[[ RECORD EXTRACTS open ]]

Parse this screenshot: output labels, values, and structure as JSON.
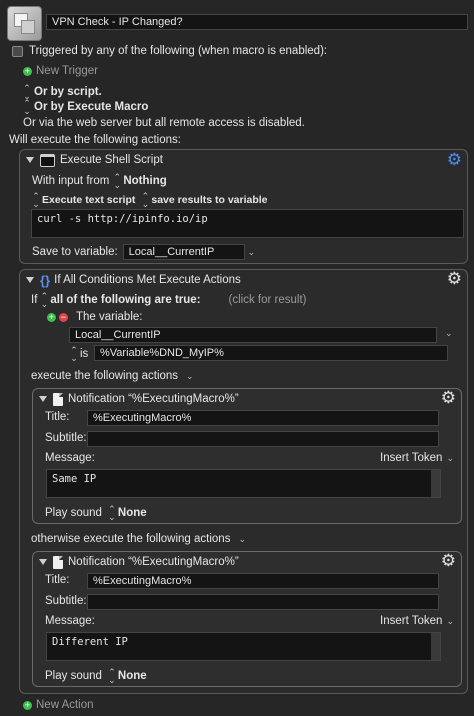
{
  "macro": {
    "name": "VPN Check - IP Changed?"
  },
  "triggers": {
    "triggered_by": "Triggered by any of the following (when macro is enabled):",
    "new_trigger": "New Trigger",
    "or_script": "Or by script.",
    "or_execute": "Or by Execute Macro",
    "web_note": "Or via the web server but all remote access is disabled."
  },
  "actions_header": "Will execute the following actions:",
  "shell": {
    "title": "Execute Shell Script",
    "with_input_label": "With input from",
    "with_input_value": "Nothing",
    "execute_text": "Execute text script",
    "save_results": "save results to variable",
    "code": "curl -s http://ipinfo.io/ip",
    "save_to_label": "Save to variable:",
    "save_to_value": "Local__CurrentIP"
  },
  "ifblock": {
    "title": "If All Conditions Met Execute Actions",
    "if_label": "If",
    "all_following": "all of the following are true:",
    "click_result": "(click for result)",
    "variable_label": "The variable:",
    "variable_value": "Local__CurrentIP",
    "is_label": "is",
    "is_value": "%Variable%DND_MyIP%",
    "execute_following": "execute the following actions",
    "otherwise": "otherwise execute the following actions"
  },
  "notif1": {
    "title": "Notification “%ExecutingMacro%”",
    "title_label": "Title:",
    "title_value": "%ExecutingMacro%",
    "subtitle_label": "Subtitle:",
    "subtitle_value": "",
    "message_label": "Message:",
    "insert_token": "Insert Token",
    "message_value": "Same IP",
    "play_sound_label": "Play sound",
    "play_sound_value": "None"
  },
  "notif2": {
    "title": "Notification “%ExecutingMacro%”",
    "title_label": "Title:",
    "title_value": "%ExecutingMacro%",
    "subtitle_label": "Subtitle:",
    "subtitle_value": "",
    "message_label": "Message:",
    "insert_token": "Insert Token",
    "message_value": "Different IP",
    "play_sound_label": "Play sound",
    "play_sound_value": "None"
  },
  "new_action": "New Action",
  "colors": {
    "background": "#262626",
    "field": "#141414",
    "gear_active": "#4b8cf0",
    "add": "#3fbf4f",
    "remove": "#e0474c"
  },
  "icons": [
    "macro-icon",
    "terminal-icon",
    "braces-icon",
    "document-icon",
    "gear-icon",
    "plus-icon",
    "minus-icon",
    "chevron-down-icon",
    "updown-icon"
  ]
}
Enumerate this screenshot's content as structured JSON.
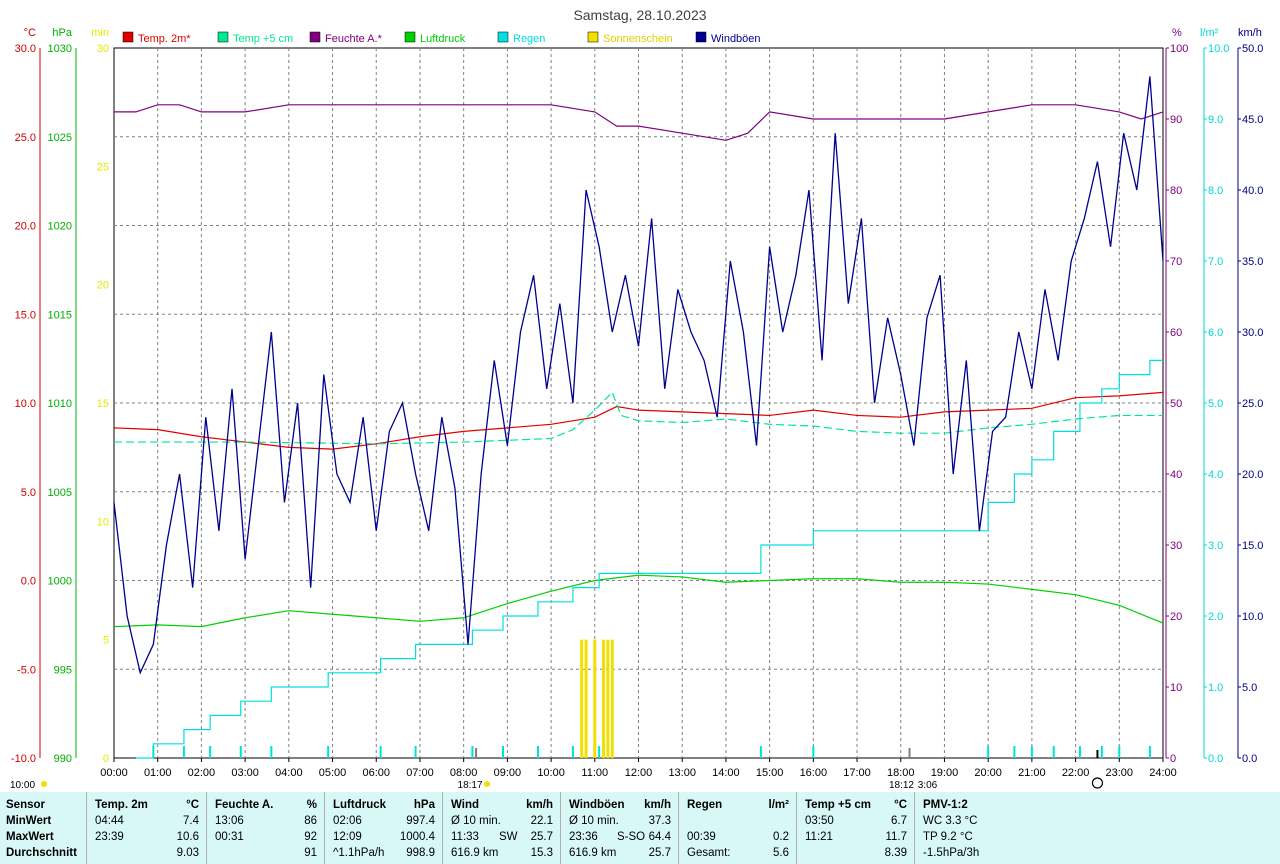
{
  "chart_data": {
    "type": "line",
    "title": "Samstag, 28.10.2023",
    "x_ticks": [
      "00:00",
      "01:00",
      "02:00",
      "03:00",
      "04:00",
      "05:00",
      "06:00",
      "07:00",
      "08:00",
      "09:00",
      "10:00",
      "11:00",
      "12:00",
      "13:00",
      "14:00",
      "15:00",
      "16:00",
      "17:00",
      "18:00",
      "19:00",
      "20:00",
      "21:00",
      "22:00",
      "23:00",
      "24:00"
    ],
    "axes": {
      "temp": {
        "unit": "°C",
        "ticks": [
          "30.0",
          "25.0",
          "20.0",
          "15.0",
          "10.0",
          "5.0",
          "0.0",
          "-5.0",
          "-10.0"
        ],
        "range": [
          -10,
          30
        ],
        "color": "#d00000"
      },
      "pressure": {
        "unit": "hPa",
        "ticks": [
          "1030",
          "1025",
          "1020",
          "1015",
          "1010",
          "1005",
          "1000",
          "995",
          "990"
        ],
        "range": [
          990,
          1030
        ],
        "color": "#00b000"
      },
      "sunshine": {
        "unit": "min",
        "ticks": [
          "30",
          "25",
          "20",
          "15",
          "10",
          "5",
          "0"
        ],
        "range": [
          0,
          30
        ],
        "color": "#e8e800"
      },
      "humidity": {
        "unit": "%",
        "ticks": [
          "100",
          "90",
          "80",
          "70",
          "60",
          "50",
          "40",
          "30",
          "20",
          "10",
          "0"
        ],
        "range": [
          0,
          100
        ],
        "color": "#800080"
      },
      "rain": {
        "unit": "l/m²",
        "ticks": [
          "10.0",
          "9.0",
          "8.0",
          "7.0",
          "6.0",
          "5.0",
          "4.0",
          "3.0",
          "2.0",
          "1.0",
          "0.0"
        ],
        "range": [
          0,
          10
        ],
        "color": "#00d8d8"
      },
      "wind": {
        "unit": "km/h",
        "ticks": [
          "50.0",
          "45.0",
          "40.0",
          "35.0",
          "30.0",
          "25.0",
          "20.0",
          "15.0",
          "10.0",
          "5.0",
          "0.0"
        ],
        "range": [
          0,
          50
        ],
        "color": "#000080"
      }
    },
    "legend": [
      {
        "name": "Temp. 2m*",
        "color": "#e00000"
      },
      {
        "name": "Temp +5 cm",
        "color": "#00e890"
      },
      {
        "name": "Feuchte A.*",
        "color": "#800080"
      },
      {
        "name": "Luftdruck",
        "color": "#00d000"
      },
      {
        "name": "Regen",
        "color": "#00e0e0"
      },
      {
        "name": "Sonnenschein",
        "color": "#f0e000"
      },
      {
        "name": "Windböen",
        "color": "#000090"
      }
    ],
    "series": [
      {
        "name": "Temp. 2m*",
        "axis": "temp",
        "x": [
          0,
          1,
          2,
          3,
          4,
          5,
          6,
          7,
          8,
          9,
          10,
          11,
          11.5,
          12,
          13,
          14,
          15,
          16,
          17,
          18,
          19,
          20,
          21,
          22,
          23,
          24
        ],
        "y": [
          8.6,
          8.5,
          8.1,
          7.8,
          7.5,
          7.4,
          7.7,
          8.1,
          8.4,
          8.6,
          8.8,
          9.2,
          9.8,
          9.6,
          9.5,
          9.4,
          9.3,
          9.6,
          9.3,
          9.2,
          9.5,
          9.6,
          9.7,
          10.3,
          10.4,
          10.6
        ]
      },
      {
        "name": "Temp +5 cm",
        "axis": "temp",
        "x": [
          0,
          3,
          6,
          8,
          10,
          10.5,
          11,
          11.4,
          11.6,
          12,
          13,
          14,
          15,
          16,
          17,
          18,
          19,
          20,
          21,
          22,
          23,
          24
        ],
        "y": [
          7.8,
          7.8,
          7.7,
          7.8,
          8.0,
          8.5,
          9.6,
          10.6,
          9.3,
          9.0,
          8.9,
          9.1,
          8.8,
          8.7,
          8.4,
          8.3,
          8.3,
          8.6,
          8.8,
          9.1,
          9.3,
          9.3
        ]
      },
      {
        "name": "Feuchte A.*",
        "axis": "humidity",
        "x": [
          0,
          0.5,
          1,
          1.5,
          2,
          3,
          4,
          5,
          6,
          7,
          8,
          9,
          10,
          11,
          11.5,
          12,
          13,
          14,
          14.5,
          15,
          16,
          17,
          18,
          19,
          20,
          21,
          22,
          23,
          23.5,
          24
        ],
        "y": [
          91,
          91,
          92,
          92,
          91,
          91,
          92,
          92,
          92,
          92,
          92,
          92,
          92,
          91,
          89,
          89,
          88,
          87,
          88,
          91,
          90,
          90,
          90,
          90,
          91,
          92,
          92,
          91,
          90,
          91
        ]
      },
      {
        "name": "Luftdruck",
        "axis": "pressure",
        "x": [
          0,
          1,
          2,
          3,
          4,
          5,
          6,
          7,
          8,
          9,
          10,
          11,
          12,
          13,
          14,
          15,
          16,
          17,
          18,
          19,
          20,
          21,
          22,
          23,
          24
        ],
        "y": [
          997.4,
          997.5,
          997.4,
          997.9,
          998.3,
          998.1,
          997.9,
          997.7,
          997.9,
          998.7,
          999.4,
          1000.0,
          1000.3,
          1000.2,
          999.9,
          1000.0,
          1000.1,
          1000.1,
          999.9,
          999.9,
          999.8,
          999.5,
          999.2,
          998.6,
          997.6
        ]
      },
      {
        "name": "Regen",
        "axis": "rain",
        "x": [
          0.5,
          0.9,
          1.6,
          2.2,
          2.9,
          3.6,
          4.9,
          6.1,
          6.9,
          8.2,
          8.9,
          9.7,
          10.5,
          11.1,
          12.0,
          13.0,
          14.4,
          14.8,
          16.0,
          17.0,
          18.0,
          19.0,
          19.8,
          20.0,
          20.6,
          21.0,
          21.5,
          22.1,
          22.6,
          23.0,
          23.7,
          24.0
        ],
        "y": [
          0,
          0.2,
          0.4,
          0.6,
          0.8,
          1.0,
          1.2,
          1.4,
          1.6,
          1.8,
          2.0,
          2.2,
          2.4,
          2.6,
          2.6,
          2.6,
          2.6,
          3.0,
          3.2,
          3.2,
          3.2,
          3.2,
          3.2,
          3.6,
          4.0,
          4.2,
          4.6,
          5.0,
          5.2,
          5.4,
          5.6,
          5.6
        ]
      },
      {
        "name": "Windböen",
        "axis": "wind",
        "x": [
          0,
          0.3,
          0.6,
          0.9,
          1.2,
          1.5,
          1.8,
          2.1,
          2.4,
          2.7,
          3.0,
          3.3,
          3.6,
          3.9,
          4.2,
          4.5,
          4.8,
          5.1,
          5.4,
          5.7,
          6.0,
          6.3,
          6.6,
          6.9,
          7.2,
          7.5,
          7.8,
          8.1,
          8.4,
          8.7,
          9.0,
          9.3,
          9.6,
          9.9,
          10.2,
          10.5,
          10.8,
          11.1,
          11.4,
          11.7,
          12.0,
          12.3,
          12.6,
          12.9,
          13.2,
          13.5,
          13.8,
          14.1,
          14.4,
          14.7,
          15.0,
          15.3,
          15.6,
          15.9,
          16.2,
          16.5,
          16.8,
          17.1,
          17.4,
          17.7,
          18.0,
          18.3,
          18.6,
          18.9,
          19.2,
          19.5,
          19.8,
          20.1,
          20.4,
          20.7,
          21.0,
          21.3,
          21.6,
          21.9,
          22.2,
          22.5,
          22.8,
          23.1,
          23.4,
          23.7,
          24.0
        ],
        "y": [
          18,
          10,
          6,
          8,
          15,
          20,
          12,
          24,
          16,
          26,
          14,
          22,
          30,
          18,
          25,
          12,
          27,
          20,
          18,
          24,
          16,
          23,
          25,
          20,
          16,
          24,
          19,
          8,
          20,
          28,
          22,
          30,
          34,
          26,
          32,
          25,
          40,
          36,
          30,
          34,
          29,
          38,
          26,
          33,
          30,
          28,
          24,
          35,
          30,
          22,
          36,
          30,
          34,
          40,
          28,
          44,
          32,
          38,
          25,
          31,
          27,
          22,
          31,
          34,
          20,
          28,
          16,
          23,
          24,
          30,
          26,
          33,
          28,
          35,
          38,
          42,
          36,
          44,
          40,
          48,
          35
        ]
      }
    ],
    "sunshine_bars": {
      "x": [
        10.7,
        10.8,
        11.0,
        11.2,
        11.3,
        11.4
      ],
      "y": [
        5,
        5,
        5,
        5,
        5,
        5
      ]
    }
  },
  "markers": {
    "sunrise": "08:17",
    "sunset": "18:12",
    "sunset_bottom": "18:17",
    "sun_upper": "3:06",
    "day_start": "10:00",
    "moon_time": "22:30"
  },
  "footer": {
    "row_labels": [
      "Sensor",
      "MinWert",
      "MaxWert",
      "Durchschnitt"
    ],
    "columns": [
      {
        "title": "Temp. 2m",
        "unit": "°C",
        "min_time": "04:44",
        "min_val": "7.4",
        "max_time": "23:39",
        "max_val": "10.6",
        "avg_label": "",
        "avg_val": "9.03"
      },
      {
        "title": "Feuchte A.",
        "unit": "%",
        "min_time": "13:06",
        "min_val": "86",
        "max_time": "00:31",
        "max_val": "92",
        "avg_label": "",
        "avg_val": "91"
      },
      {
        "title": "Luftdruck",
        "unit": "hPa",
        "min_time": "02:06",
        "min_val": "997.4",
        "max_time": "12:09",
        "max_val": "1000.4",
        "avg_label": "^1.1hPa/h",
        "avg_val": "998.9"
      },
      {
        "title": "Wind",
        "unit": "km/h",
        "min_time": "Ø 10 min.",
        "min_val": "22.1",
        "max_time": "11:33",
        "max_mid": "SW",
        "max_val": "25.7",
        "avg_label": "616.9 km",
        "avg_val": "15.3"
      },
      {
        "title": "Windböen",
        "unit": "km/h",
        "min_time": "Ø 10 min.",
        "min_val": "37.3",
        "max_time": "23:36",
        "max_mid": "S-SO",
        "max_val": "64.4",
        "avg_label": "616.9 km",
        "avg_val": "25.7"
      },
      {
        "title": "Regen",
        "unit": "l/m²",
        "min_time": "",
        "min_val": "",
        "max_time": "00:39",
        "max_val": "0.2",
        "avg_label": "Gesamt:",
        "avg_val": "5.6"
      },
      {
        "title": "Temp +5 cm",
        "unit": "°C",
        "min_time": "03:50",
        "min_val": "6.7",
        "max_time": "11:21",
        "max_val": "11.7",
        "avg_label": "",
        "avg_val": "8.39"
      },
      {
        "title": "PMV-1:2",
        "unit": "",
        "min_time": "WC 3.3 °C",
        "min_val": "",
        "max_time": "TP 9.2 °C",
        "max_val": "",
        "avg_label": "-1.5hPa/3h",
        "avg_val": ""
      }
    ]
  }
}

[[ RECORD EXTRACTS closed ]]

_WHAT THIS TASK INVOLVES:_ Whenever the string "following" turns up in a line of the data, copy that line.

_WRITTEN SOLUTION:_
    "triggered_by": "Triggered by any of the following (when macro is enabled):",
  "actions_header": "Will execute the following actions:",
    "all_following": "all of the following are true:",
    "execute_following": "execute the following actions",
    "otherwise": "otherwise execute the following actions"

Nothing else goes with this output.